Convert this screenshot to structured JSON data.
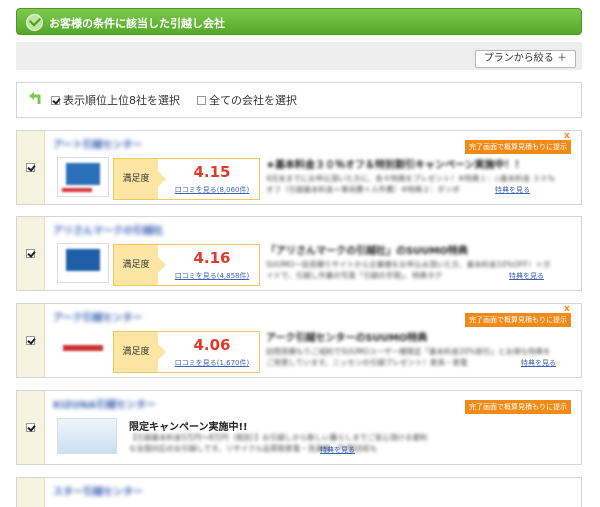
{
  "header": {
    "title": "お客様の条件に該当した引越し会社"
  },
  "plan_bar": {
    "button_label": "プランから絞る ＋"
  },
  "selection": {
    "top8_label": "表示順位上位8社を選択",
    "all_label": "全ての会社を選択"
  },
  "cards": [
    {
      "company": "アート引越センター",
      "badge": "完了画面で概算見積もりに提示",
      "rating_label": "満足度",
      "score": "4.15",
      "reviews_link": "口コミを見る(8,060件)",
      "headline": "★基本料金３０％オフ＆特別割引キャンペーン実施中！！",
      "desc": "4月末までにお申込頂いた方に、各々特典をプレゼント！※特典１：◇基本料金 ３０％オフ（引越基本料金＝車両費＋人件費）※特典２：ダンボ",
      "more": "特典を見る",
      "checked": true
    },
    {
      "company": "アリさんマークの引越社",
      "badge": "完了画面で概算見積もりに提示",
      "rating_label": "満足度",
      "score": "4.16",
      "reviews_link": "口コミを見る(4,858件)",
      "headline": "「アリさんマークの引越社」のSUUMO特典",
      "desc": "SUUMO一括見積りサイトから企業様をお申込み頂いた方、基本料金10%OFF！＋ガイドで、引越し作業の写真「引越の手間」、特典タグ",
      "more": "特典を見る",
      "checked": true
    },
    {
      "company": "アーク引越センター",
      "badge": "完了画面で概算見積もりに提示",
      "rating_label": "満足度",
      "score": "4.06",
      "reviews_link": "口コミを見る(1,670件)",
      "headline": "アーク引越センターのSUUMO特典",
      "desc": "訪問見積もりご成約でSUUMOユーザー様限定「基本料金20%割引」とお得な特典をご用意しています。ニッセンの引越プレゼント！家具・家電",
      "more": "特典を見る",
      "checked": true
    },
    {
      "company": "KIZUNA引越センター",
      "badge": "完了画面で概算見積もりに提示",
      "headline": "限定キャンペーン実施中!!",
      "desc": "【引越基本料金5万円〜8万円（税別）】お引越しから新しい暮らしまでご安心頂ける便利な全国対応のお引越しです。リサイクル品買取家電・洗濯機・TV等回収も",
      "more": "特典を見る",
      "checked": true
    },
    {
      "company": "スター引越センター",
      "checked": true
    }
  ]
}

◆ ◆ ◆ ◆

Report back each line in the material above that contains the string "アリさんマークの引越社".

      "company": "アリさんマークの引越社",
      "headline": "「アリさんマークの引越社」のSUUMO特典",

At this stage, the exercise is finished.